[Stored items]
━━━━━━━━━━

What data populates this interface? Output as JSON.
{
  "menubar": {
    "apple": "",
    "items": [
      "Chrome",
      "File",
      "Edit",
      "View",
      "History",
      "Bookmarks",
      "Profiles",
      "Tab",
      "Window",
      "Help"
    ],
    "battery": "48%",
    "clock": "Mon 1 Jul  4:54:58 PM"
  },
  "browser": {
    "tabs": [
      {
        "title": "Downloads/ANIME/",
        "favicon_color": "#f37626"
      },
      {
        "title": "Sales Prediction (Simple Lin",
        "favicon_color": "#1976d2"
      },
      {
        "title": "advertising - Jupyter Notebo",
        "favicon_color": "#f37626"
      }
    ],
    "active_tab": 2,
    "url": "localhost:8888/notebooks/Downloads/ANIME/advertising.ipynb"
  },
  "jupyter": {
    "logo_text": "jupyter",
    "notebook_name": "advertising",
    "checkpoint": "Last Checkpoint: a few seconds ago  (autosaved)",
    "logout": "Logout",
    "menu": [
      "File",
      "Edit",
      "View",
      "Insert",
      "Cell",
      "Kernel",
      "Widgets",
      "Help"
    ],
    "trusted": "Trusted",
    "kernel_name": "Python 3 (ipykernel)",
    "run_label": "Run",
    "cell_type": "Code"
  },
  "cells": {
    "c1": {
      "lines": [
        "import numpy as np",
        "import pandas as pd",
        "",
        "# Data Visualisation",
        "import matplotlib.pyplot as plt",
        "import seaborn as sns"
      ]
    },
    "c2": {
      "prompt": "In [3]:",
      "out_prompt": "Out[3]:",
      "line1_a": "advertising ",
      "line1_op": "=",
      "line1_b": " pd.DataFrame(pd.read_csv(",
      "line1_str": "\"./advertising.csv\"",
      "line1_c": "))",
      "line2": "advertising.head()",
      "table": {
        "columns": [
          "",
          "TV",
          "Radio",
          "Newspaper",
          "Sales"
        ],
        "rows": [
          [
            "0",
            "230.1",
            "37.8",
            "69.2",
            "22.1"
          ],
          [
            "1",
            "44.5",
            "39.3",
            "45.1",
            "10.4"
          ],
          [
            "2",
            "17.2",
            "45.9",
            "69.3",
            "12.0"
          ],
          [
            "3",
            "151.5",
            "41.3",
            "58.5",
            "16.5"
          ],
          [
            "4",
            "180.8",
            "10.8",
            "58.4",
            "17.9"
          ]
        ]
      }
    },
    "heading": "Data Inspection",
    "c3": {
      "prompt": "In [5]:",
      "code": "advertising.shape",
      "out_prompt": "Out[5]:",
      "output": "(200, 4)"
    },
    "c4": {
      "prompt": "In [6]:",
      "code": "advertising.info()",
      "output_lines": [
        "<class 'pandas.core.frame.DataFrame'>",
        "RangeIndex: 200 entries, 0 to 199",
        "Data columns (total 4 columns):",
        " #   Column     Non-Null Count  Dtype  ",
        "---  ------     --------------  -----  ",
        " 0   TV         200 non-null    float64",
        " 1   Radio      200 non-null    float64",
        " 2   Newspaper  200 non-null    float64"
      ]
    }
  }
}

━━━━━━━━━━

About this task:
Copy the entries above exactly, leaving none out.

Written reply:
What data populates this interface? Output as JSON.
{
  "menubar": {
    "apple": "",
    "items": [
      "Chrome",
      "File",
      "Edit",
      "View",
      "History",
      "Bookmarks",
      "Profiles",
      "Tab",
      "Window",
      "Help"
    ],
    "battery": "48%",
    "clock": "Mon 1 Jul  4:54:58 PM"
  },
  "browser": {
    "tabs": [
      {
        "title": "Downloads/ANIME/",
        "favicon_color": "#f37626"
      },
      {
        "title": "Sales Prediction (Simple Lin",
        "favicon_color": "#1976d2"
      },
      {
        "title": "advertising - Jupyter Notebo",
        "favicon_color": "#f37626"
      }
    ],
    "active_tab": 2,
    "url": "localhost:8888/notebooks/Downloads/ANIME/advertising.ipynb"
  },
  "jupyter": {
    "logo_text": "jupyter",
    "notebook_name": "advertising",
    "checkpoint": "Last Checkpoint: a few seconds ago  (autosaved)",
    "logout": "Logout",
    "menu": [
      "File",
      "Edit",
      "View",
      "Insert",
      "Cell",
      "Kernel",
      "Widgets",
      "Help"
    ],
    "trusted": "Trusted",
    "kernel_name": "Python 3 (ipykernel)",
    "run_label": "Run",
    "cell_type": "Code"
  },
  "cells": {
    "c1": {
      "lines": [
        "import numpy as np",
        "import pandas as pd",
        "",
        "# Data Visualisation",
        "import matplotlib.pyplot as plt",
        "import seaborn as sns"
      ]
    },
    "c2": {
      "prompt": "In [3]:",
      "out_prompt": "Out[3]:",
      "line1_a": "advertising ",
      "line1_op": "=",
      "line1_b": " pd.DataFrame(pd.read_csv(",
      "line1_str": "\"./advertising.csv\"",
      "line1_c": "))",
      "line2": "advertising.head()",
      "table": {
        "columns": [
          "",
          "TV",
          "Radio",
          "Newspaper",
          "Sales"
        ],
        "rows": [
          [
            "0",
            "230.1",
            "37.8",
            "69.2",
            "22.1"
          ],
          [
            "1",
            "44.5",
            "39.3",
            "45.1",
            "10.4"
          ],
          [
            "2",
            "17.2",
            "45.9",
            "69.3",
            "12.0"
          ],
          [
            "3",
            "151.5",
            "41.3",
            "58.5",
            "16.5"
          ],
          [
            "4",
            "180.8",
            "10.8",
            "58.4",
            "17.9"
          ]
        ]
      }
    },
    "heading": "Data Inspection",
    "c3": {
      "prompt": "In [5]:",
      "code": "advertising.shape",
      "out_prompt": "Out[5]:",
      "output": "(200, 4)"
    },
    "c4": {
      "prompt": "In [6]:",
      "code": "advertising.info()",
      "output_lines": [
        "<class 'pandas.core.frame.DataFrame'>",
        "RangeIndex: 200 entries, 0 to 199",
        "Data columns (total 4 columns):",
        " #   Column     Non-Null Count  Dtype  ",
        "---  ------     --------------  -----  ",
        " 0   TV         200 non-null    float64",
        " 1   Radio      200 non-null    float64",
        " 2   Newspaper  200 non-null    float64"
      ]
    }
  }
}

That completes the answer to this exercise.